■ **TASK PROMPT**: Go through the entries one line at a time, and gather every line that has the word "utils".

■ **SUPPLIED DATA**:
* * *
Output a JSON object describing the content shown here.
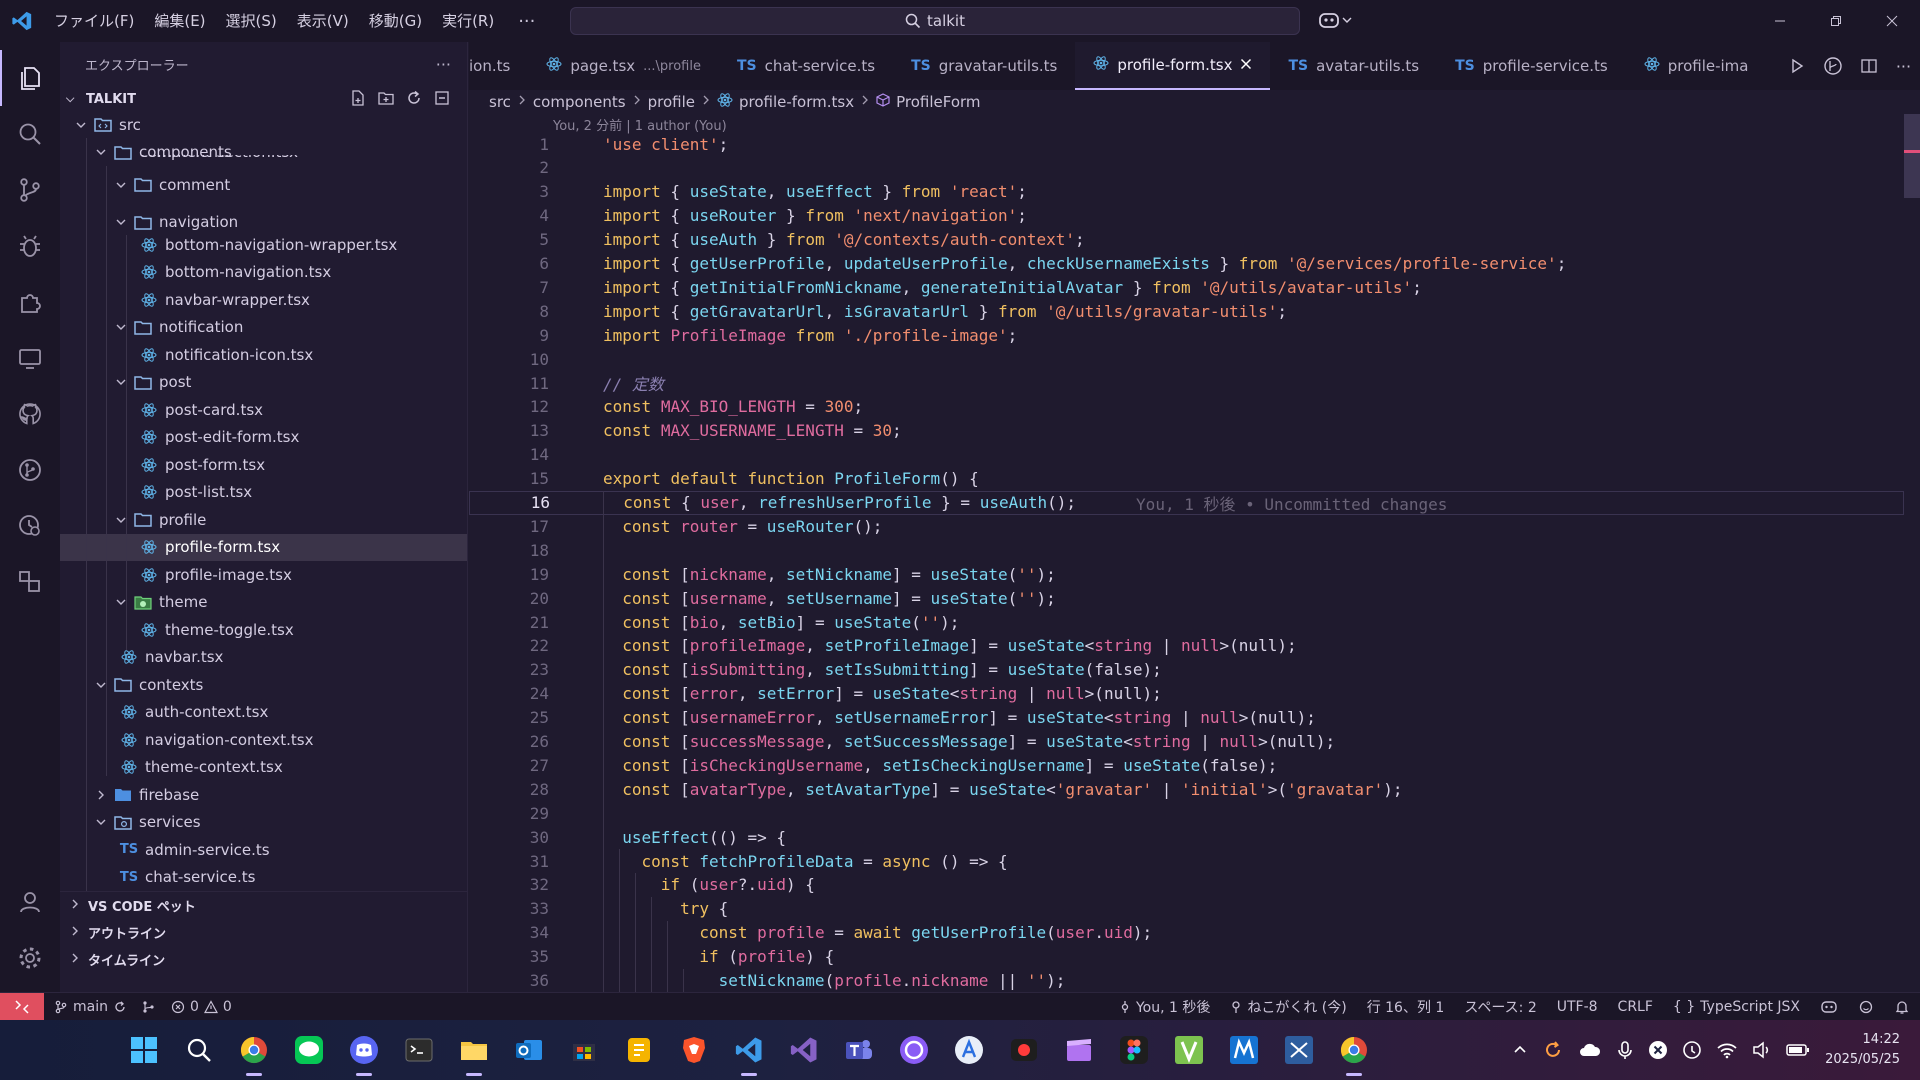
{
  "titlebar": {
    "menus": [
      "ファイル(F)",
      "編集(E)",
      "選択(S)",
      "表示(V)",
      "移動(G)",
      "実行(R)"
    ],
    "more": "···",
    "search": "talkit"
  },
  "sidebar": {
    "title": "エクスプローラー",
    "more": "···",
    "project": "TALKIT",
    "tree": [
      {
        "label": "src",
        "depth": 0,
        "kind": "src-folder",
        "open": true
      },
      {
        "label": "components",
        "depth": 1,
        "kind": "folder",
        "open": true
      },
      {
        "label": "comment",
        "depth": 2,
        "kind": "folder",
        "open": true
      },
      {
        "label": "navigation",
        "depth": 2,
        "kind": "folder",
        "open": true
      },
      {
        "label": "bottom-navigation-wrapper.tsx",
        "depth": 3,
        "kind": "react"
      },
      {
        "label": "bottom-navigation.tsx",
        "depth": 3,
        "kind": "react"
      },
      {
        "label": "navbar-wrapper.tsx",
        "depth": 3,
        "kind": "react"
      },
      {
        "label": "notification",
        "depth": 2,
        "kind": "folder",
        "open": true
      },
      {
        "label": "notification-icon.tsx",
        "depth": 3,
        "kind": "react"
      },
      {
        "label": "post",
        "depth": 2,
        "kind": "folder",
        "open": true
      },
      {
        "label": "post-card.tsx",
        "depth": 3,
        "kind": "react"
      },
      {
        "label": "post-edit-form.tsx",
        "depth": 3,
        "kind": "react"
      },
      {
        "label": "post-form.tsx",
        "depth": 3,
        "kind": "react"
      },
      {
        "label": "post-list.tsx",
        "depth": 3,
        "kind": "react"
      },
      {
        "label": "profile",
        "depth": 2,
        "kind": "folder",
        "open": true
      },
      {
        "label": "profile-form.tsx",
        "depth": 3,
        "kind": "react",
        "selected": true
      },
      {
        "label": "profile-image.tsx",
        "depth": 3,
        "kind": "react"
      },
      {
        "label": "theme",
        "depth": 2,
        "kind": "theme-folder",
        "open": true
      },
      {
        "label": "theme-toggle.tsx",
        "depth": 3,
        "kind": "react"
      },
      {
        "label": "navbar.tsx",
        "depth": 2,
        "kind": "react"
      },
      {
        "label": "contexts",
        "depth": 1,
        "kind": "folder",
        "open": true
      },
      {
        "label": "auth-context.tsx",
        "depth": 2,
        "kind": "react"
      },
      {
        "label": "navigation-context.tsx",
        "depth": 2,
        "kind": "react"
      },
      {
        "label": "theme-context.tsx",
        "depth": 2,
        "kind": "react"
      },
      {
        "label": "firebase",
        "depth": 1,
        "kind": "firebase-folder",
        "open": false
      },
      {
        "label": "services",
        "depth": 1,
        "kind": "services-folder",
        "open": true
      },
      {
        "label": "admin-service.ts",
        "depth": 2,
        "kind": "ts"
      },
      {
        "label": "chat-service.ts",
        "depth": 2,
        "kind": "ts"
      }
    ],
    "sticky_peek": "comment-section.tsx",
    "sections": [
      "VS CODE ペット",
      "アウトライン",
      "タイムライン"
    ]
  },
  "tabs": [
    {
      "label": "ion.ts",
      "kind": "plain"
    },
    {
      "label": "page.tsx",
      "hint": "...\\profile",
      "kind": "react"
    },
    {
      "label": "chat-service.ts",
      "kind": "ts"
    },
    {
      "label": "gravatar-utils.ts",
      "kind": "ts"
    },
    {
      "label": "profile-form.tsx",
      "kind": "react",
      "active": true
    },
    {
      "label": "avatar-utils.ts",
      "kind": "ts"
    },
    {
      "label": "profile-service.ts",
      "kind": "ts"
    },
    {
      "label": "profile-ima",
      "kind": "react"
    }
  ],
  "breadcrumb": [
    "src",
    "components",
    "profile",
    "profile-form.tsx",
    "ProfileForm"
  ],
  "blame": "You, 2 分前 | 1 author (You)",
  "current_line": 16,
  "ghost_text": "You, 1 秒後 • Uncommitted changes",
  "code": [
    [
      [
        "str",
        "'use client'"
      ],
      [
        "p",
        ";"
      ]
    ],
    [],
    [
      [
        "kw",
        "import"
      ],
      [
        "p",
        " { "
      ],
      [
        "fn",
        "useState"
      ],
      [
        "p",
        ", "
      ],
      [
        "fn",
        "useEffect"
      ],
      [
        "p",
        " } "
      ],
      [
        "kw",
        "from"
      ],
      [
        "p",
        " "
      ],
      [
        "str",
        "'react'"
      ],
      [
        "p",
        ";"
      ]
    ],
    [
      [
        "kw",
        "import"
      ],
      [
        "p",
        " { "
      ],
      [
        "fn",
        "useRouter"
      ],
      [
        "p",
        " } "
      ],
      [
        "kw",
        "from"
      ],
      [
        "p",
        " "
      ],
      [
        "str",
        "'next/navigation'"
      ],
      [
        "p",
        ";"
      ]
    ],
    [
      [
        "kw",
        "import"
      ],
      [
        "p",
        " { "
      ],
      [
        "fn",
        "useAuth"
      ],
      [
        "p",
        " } "
      ],
      [
        "kw",
        "from"
      ],
      [
        "p",
        " "
      ],
      [
        "str",
        "'@/contexts/auth-context'"
      ],
      [
        "p",
        ";"
      ]
    ],
    [
      [
        "kw",
        "import"
      ],
      [
        "p",
        " { "
      ],
      [
        "fn",
        "getUserProfile"
      ],
      [
        "p",
        ", "
      ],
      [
        "fn",
        "updateUserProfile"
      ],
      [
        "p",
        ", "
      ],
      [
        "fn",
        "checkUsernameExists"
      ],
      [
        "p",
        " } "
      ],
      [
        "kw",
        "from"
      ],
      [
        "p",
        " "
      ],
      [
        "str",
        "'@/services/profile-service'"
      ],
      [
        "p",
        ";"
      ]
    ],
    [
      [
        "kw",
        "import"
      ],
      [
        "p",
        " { "
      ],
      [
        "fn",
        "getInitialFromNickname"
      ],
      [
        "p",
        ", "
      ],
      [
        "fn",
        "generateInitialAvatar"
      ],
      [
        "p",
        " } "
      ],
      [
        "kw",
        "from"
      ],
      [
        "p",
        " "
      ],
      [
        "str",
        "'@/utils/avatar-utils'"
      ],
      [
        "p",
        ";"
      ]
    ],
    [
      [
        "kw",
        "import"
      ],
      [
        "p",
        " { "
      ],
      [
        "fn",
        "getGravatarUrl"
      ],
      [
        "p",
        ", "
      ],
      [
        "fn",
        "isGravatarUrl"
      ],
      [
        "p",
        " } "
      ],
      [
        "kw",
        "from"
      ],
      [
        "p",
        " "
      ],
      [
        "str",
        "'@/utils/gravatar-utils'"
      ],
      [
        "p",
        ";"
      ]
    ],
    [
      [
        "kw",
        "import"
      ],
      [
        "p",
        " "
      ],
      [
        "var",
        "ProfileImage"
      ],
      [
        "p",
        " "
      ],
      [
        "kw",
        "from"
      ],
      [
        "p",
        " "
      ],
      [
        "str",
        "'./profile-image'"
      ],
      [
        "p",
        ";"
      ]
    ],
    [],
    [
      [
        "com",
        "// 定数"
      ]
    ],
    [
      [
        "kw",
        "const"
      ],
      [
        "p",
        " "
      ],
      [
        "var",
        "MAX_BIO_LENGTH"
      ],
      [
        "p",
        " = "
      ],
      [
        "num",
        "300"
      ],
      [
        "p",
        ";"
      ]
    ],
    [
      [
        "kw",
        "const"
      ],
      [
        "p",
        " "
      ],
      [
        "var",
        "MAX_USERNAME_LENGTH"
      ],
      [
        "p",
        " = "
      ],
      [
        "num",
        "30"
      ],
      [
        "p",
        ";"
      ]
    ],
    [],
    [
      [
        "kw",
        "export"
      ],
      [
        "p",
        " "
      ],
      [
        "kw",
        "default"
      ],
      [
        "p",
        " "
      ],
      [
        "kw",
        "function"
      ],
      [
        "p",
        " "
      ],
      [
        "fn",
        "ProfileForm"
      ],
      [
        "p",
        "() {"
      ]
    ],
    [
      [
        "p",
        "  "
      ],
      [
        "kw",
        "const"
      ],
      [
        "p",
        " { "
      ],
      [
        "var",
        "user"
      ],
      [
        "p",
        ", "
      ],
      [
        "fn",
        "refreshUserProfile"
      ],
      [
        "p",
        " } = "
      ],
      [
        "fn",
        "useAuth"
      ],
      [
        "p",
        "();"
      ]
    ],
    [
      [
        "p",
        "  "
      ],
      [
        "kw",
        "const"
      ],
      [
        "p",
        " "
      ],
      [
        "var",
        "router"
      ],
      [
        "p",
        " = "
      ],
      [
        "fn",
        "useRouter"
      ],
      [
        "p",
        "();"
      ]
    ],
    [],
    [
      [
        "p",
        "  "
      ],
      [
        "kw",
        "const"
      ],
      [
        "p",
        " ["
      ],
      [
        "var",
        "nickname"
      ],
      [
        "p",
        ", "
      ],
      [
        "fn",
        "setNickname"
      ],
      [
        "p",
        "] = "
      ],
      [
        "fn",
        "useState"
      ],
      [
        "p",
        "("
      ],
      [
        "str",
        "''"
      ],
      [
        "p",
        ");"
      ]
    ],
    [
      [
        "p",
        "  "
      ],
      [
        "kw",
        "const"
      ],
      [
        "p",
        " ["
      ],
      [
        "var",
        "username"
      ],
      [
        "p",
        ", "
      ],
      [
        "fn",
        "setUsername"
      ],
      [
        "p",
        "] = "
      ],
      [
        "fn",
        "useState"
      ],
      [
        "p",
        "("
      ],
      [
        "str",
        "''"
      ],
      [
        "p",
        ");"
      ]
    ],
    [
      [
        "p",
        "  "
      ],
      [
        "kw",
        "const"
      ],
      [
        "p",
        " ["
      ],
      [
        "var",
        "bio"
      ],
      [
        "p",
        ", "
      ],
      [
        "fn",
        "setBio"
      ],
      [
        "p",
        "] = "
      ],
      [
        "fn",
        "useState"
      ],
      [
        "p",
        "("
      ],
      [
        "str",
        "''"
      ],
      [
        "p",
        ");"
      ]
    ],
    [
      [
        "p",
        "  "
      ],
      [
        "kw",
        "const"
      ],
      [
        "p",
        " ["
      ],
      [
        "var",
        "profileImage"
      ],
      [
        "p",
        ", "
      ],
      [
        "fn",
        "setProfileImage"
      ],
      [
        "p",
        "] = "
      ],
      [
        "fn",
        "useState"
      ],
      [
        "p",
        "<"
      ],
      [
        "type",
        "string"
      ],
      [
        "p",
        " | "
      ],
      [
        "type",
        "null"
      ],
      [
        "p",
        ">(null);"
      ]
    ],
    [
      [
        "p",
        "  "
      ],
      [
        "kw",
        "const"
      ],
      [
        "p",
        " ["
      ],
      [
        "var",
        "isSubmitting"
      ],
      [
        "p",
        ", "
      ],
      [
        "fn",
        "setIsSubmitting"
      ],
      [
        "p",
        "] = "
      ],
      [
        "fn",
        "useState"
      ],
      [
        "p",
        "(false);"
      ]
    ],
    [
      [
        "p",
        "  "
      ],
      [
        "kw",
        "const"
      ],
      [
        "p",
        " ["
      ],
      [
        "var",
        "error"
      ],
      [
        "p",
        ", "
      ],
      [
        "fn",
        "setError"
      ],
      [
        "p",
        "] = "
      ],
      [
        "fn",
        "useState"
      ],
      [
        "p",
        "<"
      ],
      [
        "type",
        "string"
      ],
      [
        "p",
        " | "
      ],
      [
        "type",
        "null"
      ],
      [
        "p",
        ">(null);"
      ]
    ],
    [
      [
        "p",
        "  "
      ],
      [
        "kw",
        "const"
      ],
      [
        "p",
        " ["
      ],
      [
        "var",
        "usernameError"
      ],
      [
        "p",
        ", "
      ],
      [
        "fn",
        "setUsernameError"
      ],
      [
        "p",
        "] = "
      ],
      [
        "fn",
        "useState"
      ],
      [
        "p",
        "<"
      ],
      [
        "type",
        "string"
      ],
      [
        "p",
        " | "
      ],
      [
        "type",
        "null"
      ],
      [
        "p",
        ">(null);"
      ]
    ],
    [
      [
        "p",
        "  "
      ],
      [
        "kw",
        "const"
      ],
      [
        "p",
        " ["
      ],
      [
        "var",
        "successMessage"
      ],
      [
        "p",
        ", "
      ],
      [
        "fn",
        "setSuccessMessage"
      ],
      [
        "p",
        "] = "
      ],
      [
        "fn",
        "useState"
      ],
      [
        "p",
        "<"
      ],
      [
        "type",
        "string"
      ],
      [
        "p",
        " | "
      ],
      [
        "type",
        "null"
      ],
      [
        "p",
        ">(null);"
      ]
    ],
    [
      [
        "p",
        "  "
      ],
      [
        "kw",
        "const"
      ],
      [
        "p",
        " ["
      ],
      [
        "var",
        "isCheckingUsername"
      ],
      [
        "p",
        ", "
      ],
      [
        "fn",
        "setIsCheckingUsername"
      ],
      [
        "p",
        "] = "
      ],
      [
        "fn",
        "useState"
      ],
      [
        "p",
        "(false);"
      ]
    ],
    [
      [
        "p",
        "  "
      ],
      [
        "kw",
        "const"
      ],
      [
        "p",
        " ["
      ],
      [
        "var",
        "avatarType"
      ],
      [
        "p",
        ", "
      ],
      [
        "fn",
        "setAvatarType"
      ],
      [
        "p",
        "] = "
      ],
      [
        "fn",
        "useState"
      ],
      [
        "p",
        "<"
      ],
      [
        "str",
        "'gravatar'"
      ],
      [
        "p",
        " | "
      ],
      [
        "str",
        "'initial'"
      ],
      [
        "p",
        ">("
      ],
      [
        "str",
        "'gravatar'"
      ],
      [
        "p",
        ");"
      ]
    ],
    [],
    [
      [
        "p",
        "  "
      ],
      [
        "fn",
        "useEffect"
      ],
      [
        "p",
        "(() => {"
      ]
    ],
    [
      [
        "p",
        "    "
      ],
      [
        "kw",
        "const"
      ],
      [
        "p",
        " "
      ],
      [
        "fn",
        "fetchProfileData"
      ],
      [
        "p",
        " = "
      ],
      [
        "kw",
        "async"
      ],
      [
        "p",
        " () => {"
      ]
    ],
    [
      [
        "p",
        "      "
      ],
      [
        "kw",
        "if"
      ],
      [
        "p",
        " ("
      ],
      [
        "var",
        "user"
      ],
      [
        "p",
        "?."
      ],
      [
        "var",
        "uid"
      ],
      [
        "p",
        ") {"
      ]
    ],
    [
      [
        "p",
        "        "
      ],
      [
        "kw",
        "try"
      ],
      [
        "p",
        " {"
      ]
    ],
    [
      [
        "p",
        "          "
      ],
      [
        "kw",
        "const"
      ],
      [
        "p",
        " "
      ],
      [
        "var",
        "profile"
      ],
      [
        "p",
        " = "
      ],
      [
        "kw",
        "await"
      ],
      [
        "p",
        " "
      ],
      [
        "fn",
        "getUserProfile"
      ],
      [
        "p",
        "("
      ],
      [
        "var",
        "user"
      ],
      [
        "p",
        "."
      ],
      [
        "var",
        "uid"
      ],
      [
        "p",
        ");"
      ]
    ],
    [
      [
        "p",
        "          "
      ],
      [
        "kw",
        "if"
      ],
      [
        "p",
        " ("
      ],
      [
        "var",
        "profile"
      ],
      [
        "p",
        ") {"
      ]
    ],
    [
      [
        "p",
        "            "
      ],
      [
        "fn",
        "setNickname"
      ],
      [
        "p",
        "("
      ],
      [
        "var",
        "profile"
      ],
      [
        "p",
        "."
      ],
      [
        "var",
        "nickname"
      ],
      [
        "p",
        " || "
      ],
      [
        "str",
        "''"
      ],
      [
        "p",
        ");"
      ]
    ]
  ],
  "statusbar": {
    "branch": "main",
    "errors": "0",
    "warnings": "0",
    "blame": "You, 1 秒後",
    "user": "ねこがくれ (今)",
    "position": "行 16、列 1",
    "spaces": "スペース: 2",
    "encoding": "UTF-8",
    "eol": "CRLF",
    "language": "TypeScript JSX"
  },
  "clock": {
    "time": "14:22",
    "date": "2025/05/25"
  },
  "colors": {
    "accent": "#c7b8ff",
    "remote": "#e04f5f",
    "react": "#5fb3e8",
    "ts": "#4d8fe0"
  }
}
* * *
■ **WRITTEN SOLUTION**:
      "label": "gravatar-utils.ts",
      "label": "avatar-utils.ts",
        "'@/utils/avatar-utils'"
        "'@/utils/gravatar-utils'"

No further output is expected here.